[Problem]
In the entries below, find every line holding the string "porn" and collect it.

═══ Data for the task

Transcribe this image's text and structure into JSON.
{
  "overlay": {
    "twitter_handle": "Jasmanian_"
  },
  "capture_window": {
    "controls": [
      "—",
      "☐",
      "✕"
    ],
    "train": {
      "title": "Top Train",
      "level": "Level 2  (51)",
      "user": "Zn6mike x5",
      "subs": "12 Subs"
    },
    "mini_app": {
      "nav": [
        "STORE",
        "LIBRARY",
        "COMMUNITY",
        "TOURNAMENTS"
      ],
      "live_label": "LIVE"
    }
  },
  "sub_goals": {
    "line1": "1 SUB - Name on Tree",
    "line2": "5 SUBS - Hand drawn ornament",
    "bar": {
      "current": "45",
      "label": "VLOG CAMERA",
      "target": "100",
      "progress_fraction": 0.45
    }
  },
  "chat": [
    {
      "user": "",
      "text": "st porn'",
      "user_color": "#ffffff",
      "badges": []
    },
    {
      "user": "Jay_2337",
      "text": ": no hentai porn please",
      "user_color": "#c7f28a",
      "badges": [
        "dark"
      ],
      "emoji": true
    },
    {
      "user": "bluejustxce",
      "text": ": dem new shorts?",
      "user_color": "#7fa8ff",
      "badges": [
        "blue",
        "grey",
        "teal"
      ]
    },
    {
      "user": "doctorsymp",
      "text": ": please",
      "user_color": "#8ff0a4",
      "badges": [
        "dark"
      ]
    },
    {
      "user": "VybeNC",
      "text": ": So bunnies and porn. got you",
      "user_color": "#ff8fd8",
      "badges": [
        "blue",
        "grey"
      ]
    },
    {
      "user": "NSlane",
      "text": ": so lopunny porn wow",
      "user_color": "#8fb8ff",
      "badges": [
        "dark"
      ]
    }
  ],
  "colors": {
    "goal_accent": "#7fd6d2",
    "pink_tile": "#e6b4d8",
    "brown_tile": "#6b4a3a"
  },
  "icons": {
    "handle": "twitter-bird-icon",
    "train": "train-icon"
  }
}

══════

[Exercise output]
      "text": "st porn'",
      "text": ": no hentai porn please",
      "text": ": So bunnies and porn. got you",
      "text": ": so lopunny porn wow",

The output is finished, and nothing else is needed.